Problem.
Could you restate the data below word for word, without its pictures?

Task data.
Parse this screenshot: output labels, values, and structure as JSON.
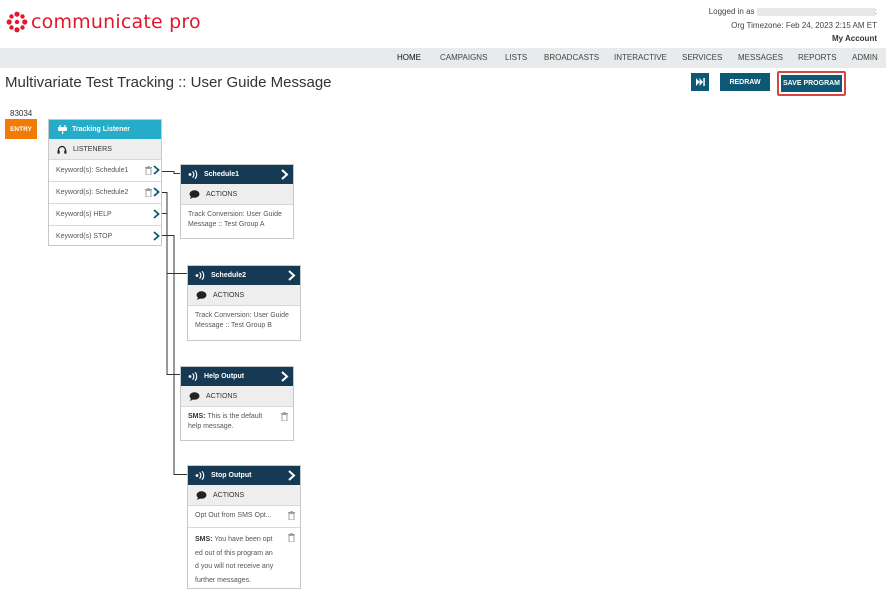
{
  "brand": {
    "name": "communicate pro",
    "color": "#e0182d"
  },
  "account": {
    "logged_in_label": "Logged in as",
    "timezone": "Org Timezone: Feb 24, 2023 2:15 AM ET",
    "my_account": "My Account"
  },
  "nav": {
    "items": [
      "HOME",
      "CAMPAIGNS",
      "LISTS",
      "BROADCASTS",
      "INTERACTIVE",
      "SERVICES",
      "MESSAGES",
      "REPORTS",
      "ADMIN"
    ],
    "active": "HOME"
  },
  "page": {
    "title": "Multivariate Test Tracking :: User Guide Message"
  },
  "toolbar": {
    "skip_icon": "skip-forward-icon",
    "redraw_label": "REDRAW",
    "save_label": "SAVE PROGRAM"
  },
  "entry": {
    "id": "83034",
    "label": "ENTRY"
  },
  "listener": {
    "title": "Tracking Listener",
    "section": "LISTENERS",
    "rows": [
      "Keyword(s): Schedule1",
      "Keyword(s): Schedule2",
      "Keyword(s) HELP",
      "Keyword(s) STOP"
    ]
  },
  "schedule1": {
    "title": "Schedule1",
    "section": "ACTIONS",
    "body": "Track Conversion: User Guide Message :: Test Group A"
  },
  "schedule2": {
    "title": "Schedule2",
    "section": "ACTIONS",
    "body": "Track Conversion: User Guide Message :: Test Group B"
  },
  "help_output": {
    "title": "Help Output",
    "section": "ACTIONS",
    "sms_label": "SMS:",
    "body": "This is the default help message."
  },
  "stop_output": {
    "title": "Stop Output",
    "section": "ACTIONS",
    "optout": "Opt Out from SMS Opt...",
    "sms_label": "SMS:",
    "body": "You have been opted out of this program and you will not receive any further messages."
  },
  "colors": {
    "node_header": "#173a54",
    "listener_header": "#26abc9",
    "entry": "#f07b05",
    "button": "#0d5975",
    "highlight": "#d9463f"
  }
}
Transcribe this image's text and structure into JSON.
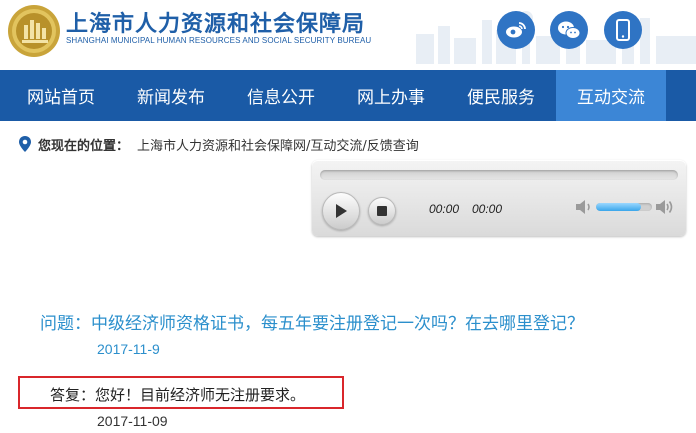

Written response.
Parse this screenshot: output labels, values, and structure as JSON.
{
  "brand": {
    "name": "communicate pro",
    "color": "#e0182d"
  },
  "account": {
    "logged_in_label": "Logged in as",
    "timezone": "Org Timezone: Feb 24, 2023 2:15 AM ET",
    "my_account": "My Account"
  },
  "nav": {
    "items": [
      "HOME",
      "CAMPAIGNS",
      "LISTS",
      "BROADCASTS",
      "INTERACTIVE",
      "SERVICES",
      "MESSAGES",
      "REPORTS",
      "ADMIN"
    ],
    "active": "HOME"
  },
  "page": {
    "title": "Multivariate Test Tracking :: User Guide Message"
  },
  "toolbar": {
    "skip_icon": "skip-forward-icon",
    "redraw_label": "REDRAW",
    "save_label": "SAVE PROGRAM"
  },
  "entry": {
    "id": "83034",
    "label": "ENTRY"
  },
  "listener": {
    "title": "Tracking Listener",
    "section": "LISTENERS",
    "rows": [
      "Keyword(s): Schedule1",
      "Keyword(s): Schedule2",
      "Keyword(s) HELP",
      "Keyword(s) STOP"
    ]
  },
  "schedule1": {
    "title": "Schedule1",
    "section": "ACTIONS",
    "body": "Track Conversion: User Guide Message :: Test Group A"
  },
  "schedule2": {
    "title": "Schedule2",
    "section": "ACTIONS",
    "body": "Track Conversion: User Guide Message :: Test Group B"
  },
  "help_output": {
    "title": "Help Output",
    "section": "ACTIONS",
    "sms_label": "SMS:",
    "body": "This is the default help message."
  },
  "stop_output": {
    "title": "Stop Output",
    "section": "ACTIONS",
    "optout": "Opt Out from SMS Opt...",
    "sms_label": "SMS:",
    "body": "You have been opted out of this program and you will not receive any further messages."
  },
  "colors": {
    "node_header": "#173a54",
    "listener_header": "#26abc9",
    "entry": "#f07b05",
    "button": "#0d5975",
    "highlight": "#d9463f"
  }
}
Transcribe this image's text and structure into JSON.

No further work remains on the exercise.